‘People love mums,’ and they’re easy to grow

Burgundy, burnt orange, purple, pink and yellow are all colors of the hardy chrysanthemum, one of the most popular plants in Virginia’s fall gardens.

“People love mums,” said Chris Mullins, a Virginia Cooperative Extension specialist at Virginia State University. “In the fall they’re one of the few plants that are blooming during September and October.”

“He suggests watering them just about every day in the fall. You might cut back a little bit as the season progresses,” he said. “In terms of fertilizer, they don’t need a whole lot. Sometimes the grower will put a little slow-release fertilizer in the pot, and as they’re blooming anyway they don’t need a lot of fertilizer.”

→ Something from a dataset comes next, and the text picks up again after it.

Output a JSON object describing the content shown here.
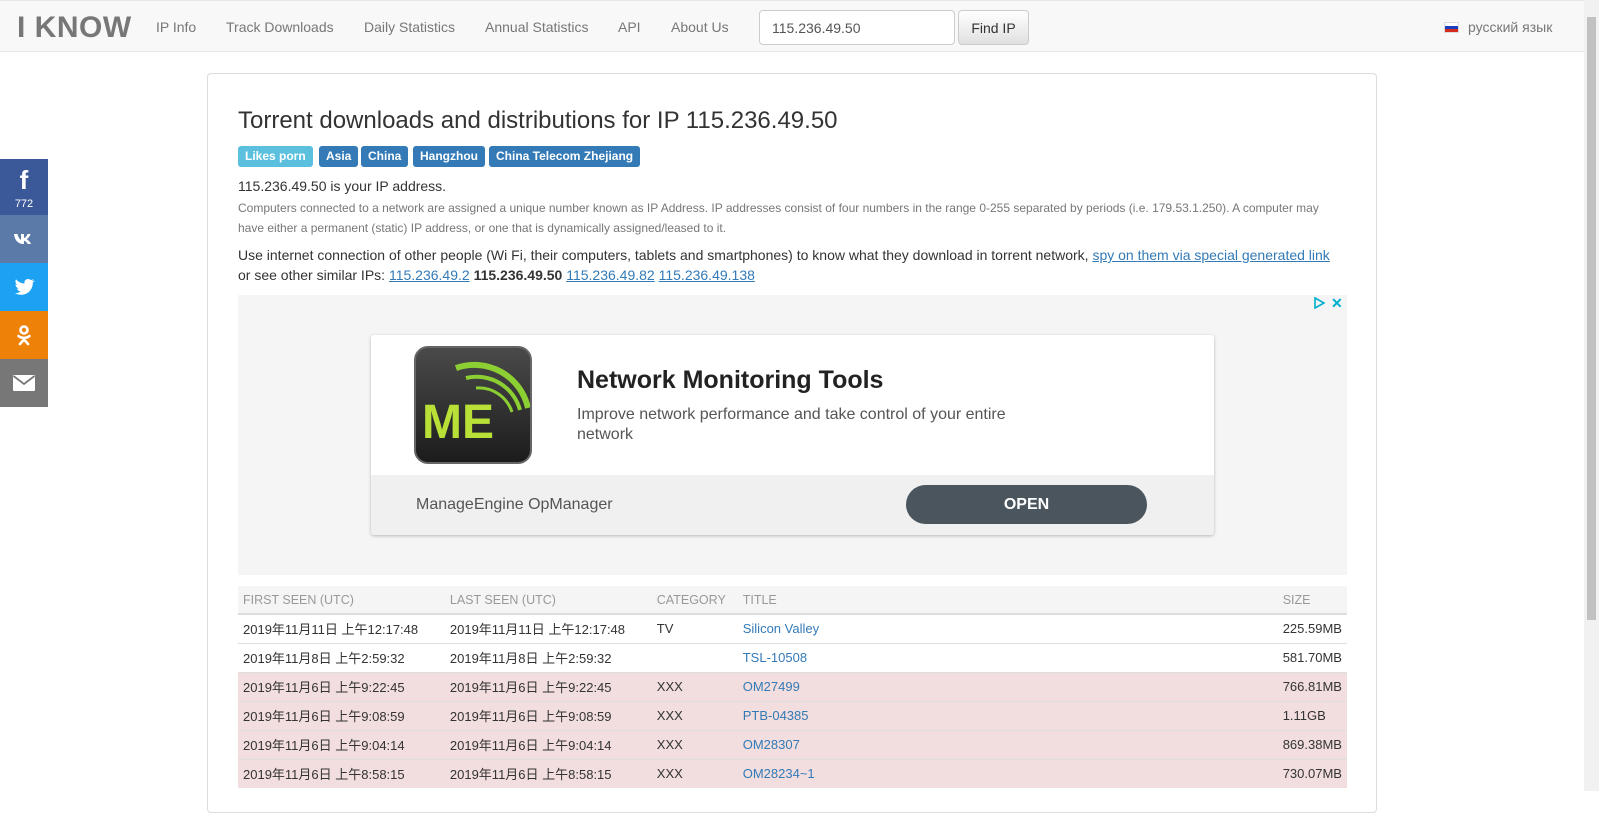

While many people simply throw away mums when the fall ends, the plants are perennials and can be planted outdoors for year-round enjoyment.

Mums prefer full sun but can thrive in partial shade as long as they get sun for half a day.

sedum plant
coleus plant

A little planning can pay off in fall colors

Planting sedum, coleus and impatiens or butterfly bushes and Rose of Sharon in bright, fall colors can add a splash of color to a sedate, pre-winter landscape, said horticulturalist Mark Viette.

He suggested placing flowers between shrubs and using different varieties of plants when designing for fall color. And he noted that some plants, like coleus and impatiens, might need some winter accommodations.

“Tender tropical annuals and perennials just cannot take the frosts we have in Virginia,” Viette said, but you can save your plants from year to year by storing them in a temperature-controlled environment.

Before frost becomes an issue, dig up the entire plant, and place it in a pot. Put pots in a crate that has holes in it, and store them in a basement or a temperature-controlled garage. They can be replanted in late June. Viette recommended planting them in groups of five for visual impact.